    • JOHN ADAMS ON BEING A COMPOSER TODAY: "It's been my impression that in terms of commissions there's never been a more bullish period in American history. There are all these operas being commissioned. San Francisco Opera has commissioned 4 or 5 operas, and the Met is on a big commissioning program, Chicago, those are all the big ones, and the smaller companies are commissioning like crazy, and orchestras are commissioning works, so it seems like actually this is a tremendously good time to be alive as a composer of large-scale works." NewMusicbox 01/01
    • LAST SOLO: The principal trumpeter of the Trenton Symphony collapsed onstage Monday right after performing a solo and died before an audience of about 2,000. Backstage 01/02/01

Tuesday January 2

    • THE PROBLEM WITH OPERA: Opera has enjoyed increasing popularity in recent years. "But the fact that repertory companies, overseas as well as here, avoid placing many of the great modernist works on stage for fear of alienating traditionalist audiences is almost a tragedy in itself. Here we are at the beginning of the 21st century and three quarters of the major achievements of the last, are not performed." The Age (Melbourne) 01/02/01
    • THE GREAT CONDUCTORS: Who are the conductors set to define orchestral music in the 21st Century? Here's a list of a dozen conductors under the age of 50. Culturekiosque 01/02/01
    • GRAMMY'S TOUGH CHOICES: The Grammy Award nominations are to be announced Wednesday. The credibility of the organization is on the line this year. If N' Sync gets a nod, it will be because of their sales record and not their music. On the other hand, "Eminem would be a bold choice because many of the 12,000 voting members of the National Academy of Recording Arts & Sciences, which sponsors the Grammys, will feel uneasy endorsing an X-rated collection filled with violent, often hateful imagery." Los Angeles Times 01/01/01
    • WHO'S KILLED JAZZ? Jazz critics have been lining up to take pot shots at Ken Burns new "Jazz" documentary - and that's before it's even been shown on PBS. Burns himself blames jazz critics for ruining jazz. "Are you familiar with the American comic strip Peanuts? And the character Pig Pen who trails around a cloud of dust with him wherever he goes? The jazz community has done that to jazz, making it very off-putting for the rest of us who think you need some advanced degree or to be a member of this cabalistic jazzerati to understand it." National Post (Canada) 01/01/02
    • THE POOR VIOLA: What's the difference between a viola and an onion? People cry when they chop an onion to pieces." Why do people tell so many jokes about the viola? Dallas Morning News 01/01/01

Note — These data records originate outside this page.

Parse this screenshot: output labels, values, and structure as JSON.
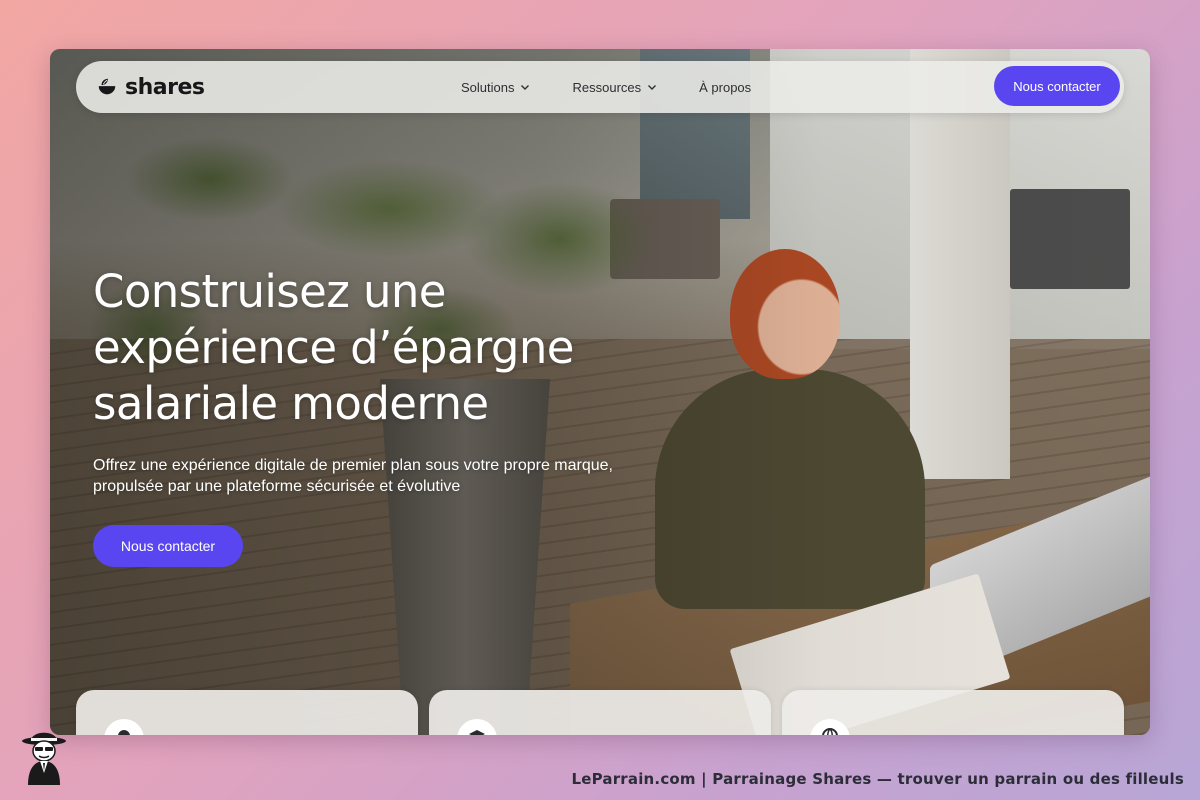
{
  "brand": {
    "name": "shares",
    "logo_icon": "leaf-bowl-icon",
    "accent": "#5a46f0"
  },
  "nav": {
    "items": [
      {
        "label": "Solutions",
        "has_dropdown": true
      },
      {
        "label": "Ressources",
        "has_dropdown": true
      },
      {
        "label": "À propos",
        "has_dropdown": false
      }
    ],
    "cta_label": "Nous contacter"
  },
  "hero": {
    "title": "Construisez une expérience d’épargne salariale moderne",
    "subtitle": "Offrez une expérience digitale de premier plan sous votre propre marque, propulsée par une plateforme sécurisée et évolutive",
    "cta_label": "Nous contacter"
  },
  "cards": [
    {
      "icon": "circle-icon"
    },
    {
      "icon": "graduation-cap-icon"
    },
    {
      "icon": "globe-icon"
    }
  ],
  "footer": {
    "mascot_icon": "godfather-mascot-icon",
    "credit": "LeParrain.com | Parrainage Shares — trouver un parrain ou des filleuls"
  }
}
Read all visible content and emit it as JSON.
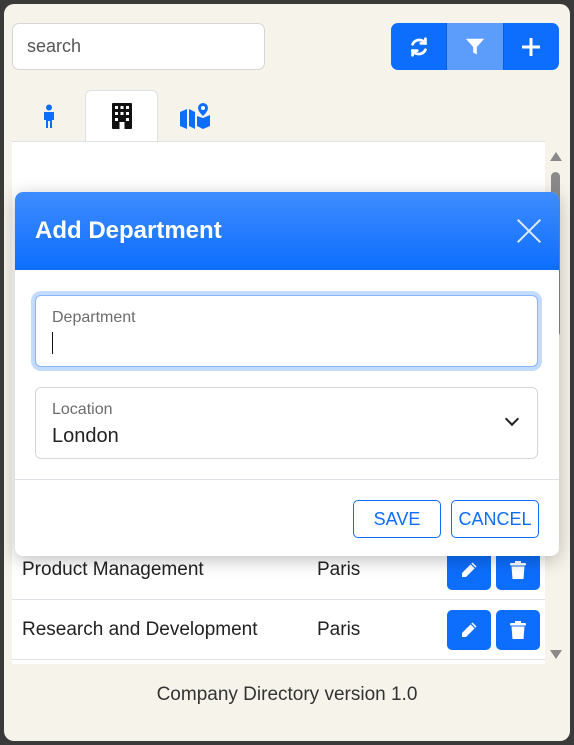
{
  "search": {
    "placeholder": "search"
  },
  "toolbar": {
    "refresh_icon": "refresh-icon",
    "filter_icon": "filter-icon",
    "add_icon": "plus-icon"
  },
  "tabs": [
    {
      "icon": "person-icon",
      "active": false
    },
    {
      "icon": "building-icon",
      "active": true
    },
    {
      "icon": "map-location-icon",
      "active": false
    }
  ],
  "table": {
    "rows": [
      {
        "name": "Product Management",
        "location": "Paris"
      },
      {
        "name": "Research and Development",
        "location": "Paris"
      }
    ]
  },
  "modal": {
    "title": "Add Department",
    "department_label": "Department",
    "department_value": "",
    "location_label": "Location",
    "location_value": "London",
    "save_label": "SAVE",
    "cancel_label": "CANCEL"
  },
  "footer": {
    "text": "Company Directory version 1.0"
  },
  "colors": {
    "primary": "#0d6efd",
    "background": "#f6f3ea"
  }
}
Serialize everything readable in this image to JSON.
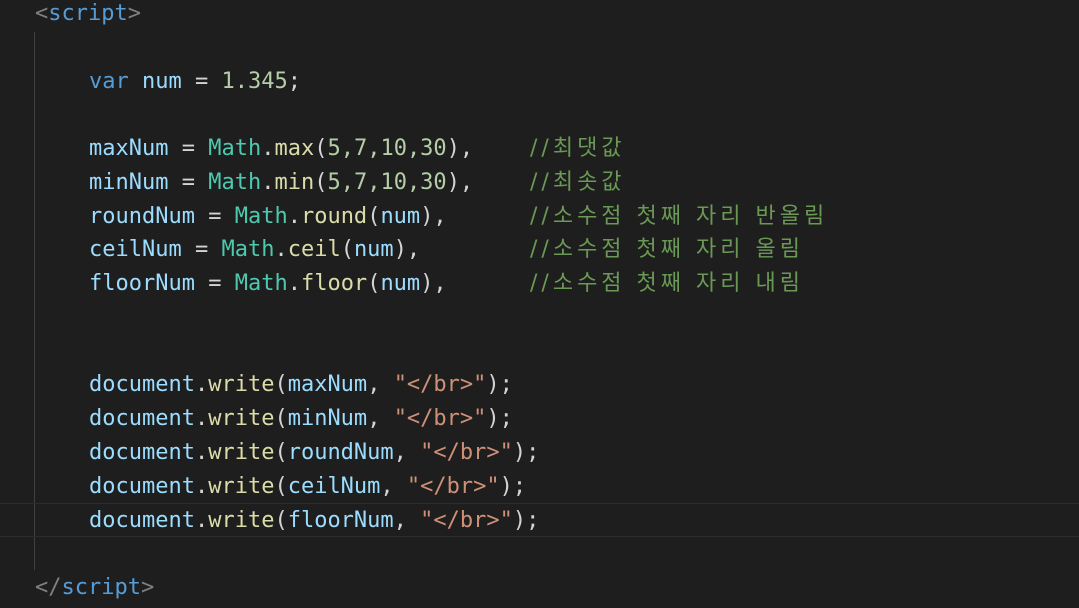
{
  "colors": {
    "background": "#1e1e1e",
    "keyword": "#569cd6",
    "variable": "#9cdcfe",
    "number": "#b5cea8",
    "class": "#4ec9b0",
    "function": "#dcdcaa",
    "string": "#ce9178",
    "comment": "#6a9955"
  },
  "open_tag": {
    "lt": "<",
    "name": "script",
    "gt": ">"
  },
  "close_tag": {
    "lt": "</",
    "name": "script",
    "gt": ">"
  },
  "decl": {
    "keyword": "var",
    "name": "num",
    "op": " = ",
    "value": "1.345",
    "end": ";"
  },
  "assignments": [
    {
      "name": "maxNum",
      "obj": "Math",
      "fn": "max",
      "args": "5,7,10,30",
      "comment": "//최댓값"
    },
    {
      "name": "minNum",
      "obj": "Math",
      "fn": "min",
      "args": "5,7,10,30",
      "comment": "//최솟값"
    },
    {
      "name": "roundNum",
      "obj": "Math",
      "fn": "round",
      "args": "num",
      "comment": "//소수점 첫째 자리 반올림"
    },
    {
      "name": "ceilNum",
      "obj": "Math",
      "fn": "ceil",
      "args": "num",
      "comment": "//소수점 첫째 자리 올림"
    },
    {
      "name": "floorNum",
      "obj": "Math",
      "fn": "floor",
      "args": "num",
      "comment": "//소수점 첫째 자리 내림"
    }
  ],
  "writes": [
    {
      "obj": "document",
      "fn": "write",
      "arg": "maxNum",
      "str": "\"</br>\""
    },
    {
      "obj": "document",
      "fn": "write",
      "arg": "minNum",
      "str": "\"</br>\""
    },
    {
      "obj": "document",
      "fn": "write",
      "arg": "roundNum",
      "str": "\"</br>\""
    },
    {
      "obj": "document",
      "fn": "write",
      "arg": "ceilNum",
      "str": "\"</br>\""
    },
    {
      "obj": "document",
      "fn": "write",
      "arg": "floorNum",
      "str": "\"</br>\""
    }
  ],
  "punct": {
    "eq": " = ",
    "dot": ".",
    "open": "(",
    "close": ")",
    "comma_end": "),",
    "sep": ", ",
    "end": ");"
  }
}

Home | Terms of Use | Privacy Policy
Copyright ©
2003 ArtsJournal. All Rights Reserved